By default, every row in SQLite has a special column called rowid. If the phrase
WITHOUT ROWID is added to the end of a
CREATE TABLE statement, then the special rowid column is dropped. That might give some
space and performance advantages of omitting that column.
What is its use?
One advantage obviously is to save some space for tables created with
WITHOUT ROWID phrase.
Another important optimization gained is search performance will improve especially for tables that have non-integer or composite (multi-column) PRIMARY KEYS and that do not store large strings or BLOBs.
Before understanding why, we need to know SQLite internal implementations of rowid tables and
WITHOUT ROWID tables: traditional
rowid tables are implmented as B*-Trees whereas
WITHOUT ROWID tables are using ordinary B-Trees.

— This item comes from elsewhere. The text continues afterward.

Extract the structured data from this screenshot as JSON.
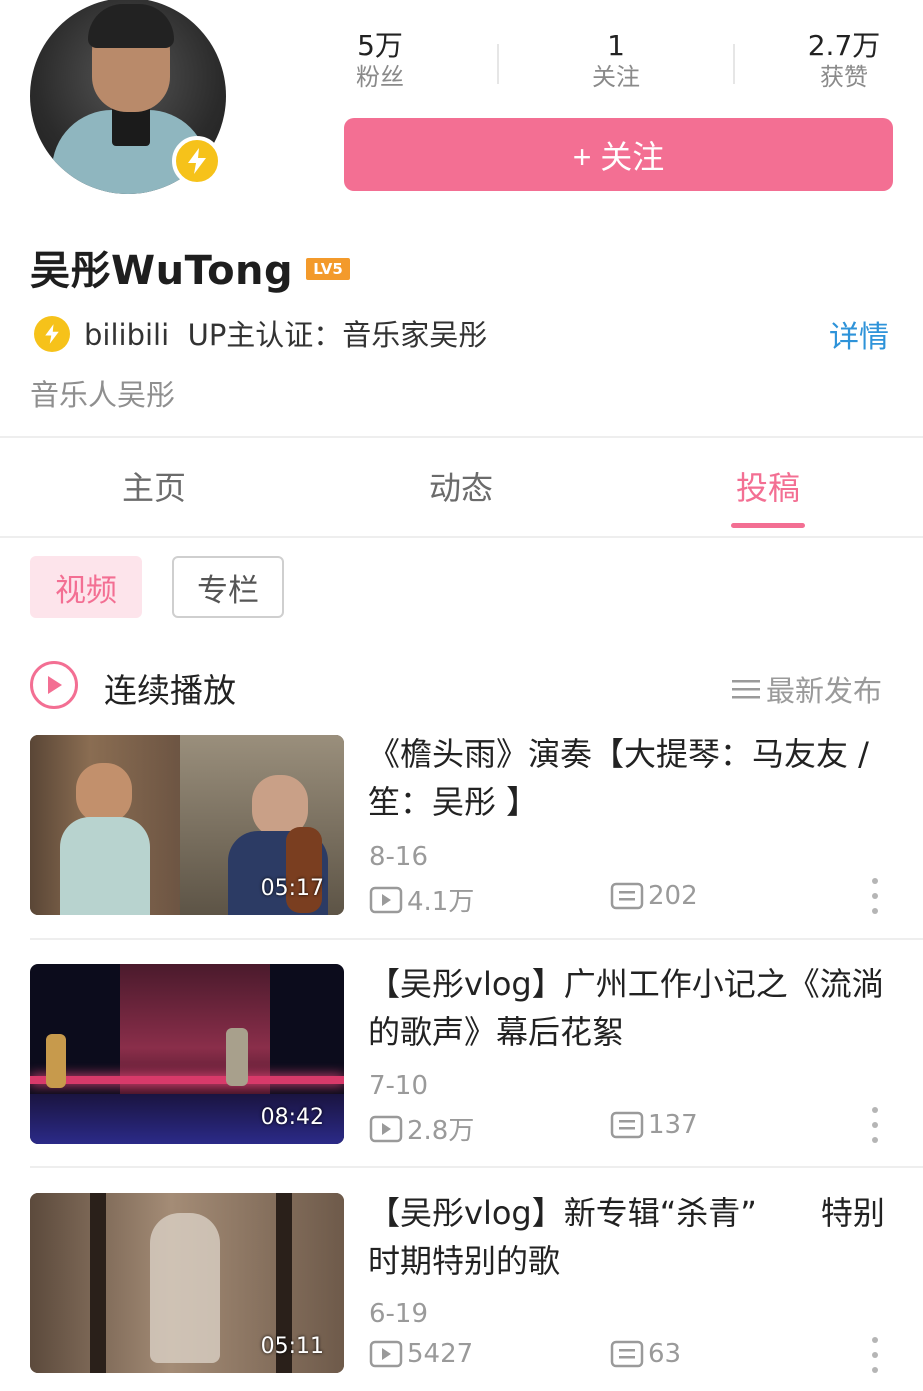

B*-Trees store all content
in the leaves while B-Tree store content on both leaves and intermediate nodes. That means
WITHOUT ROWID tables might take up more disk
space than its rowid equivalent and thus reduces the fan-out, increasing the search cost (search depth increased).
Also to keep in mind is,
PRIMARY KEY in SQLite, including
INT PRIMARY KEY, is really just a
UNIQUE index in an ordinary rowid
INTEGER PRIMARY KEY column in rowid table is an alias for the rowid and therefore is a true primary key. This indicates
INTEGER PRIMARY KEY rowid table saves more space in intermediate nodes (compared to
WITHOUT ROWID equivalent) AND has primary key
also as the key to locate rows instead of needing another index tree to locate them.
In other words,
WITHOUT ROWID optimization will only work under certain circumstances:
- For a single
INTEGER PRIMARY KEYtable,
WITHOUT ROWIDphrase will not out-perform the ordinary rowid tables: do NOT use
INTEGER PRIMARY KEYtables.
- For non-integer or composite primary key tables, if the primary key column(s) store large strings or BLOBs, this technique is more likely to loose its advantages due to the underlying B-Tree implementation. In other words, use it on non-integer or composite primary SMALL-SIZED key(s) tables.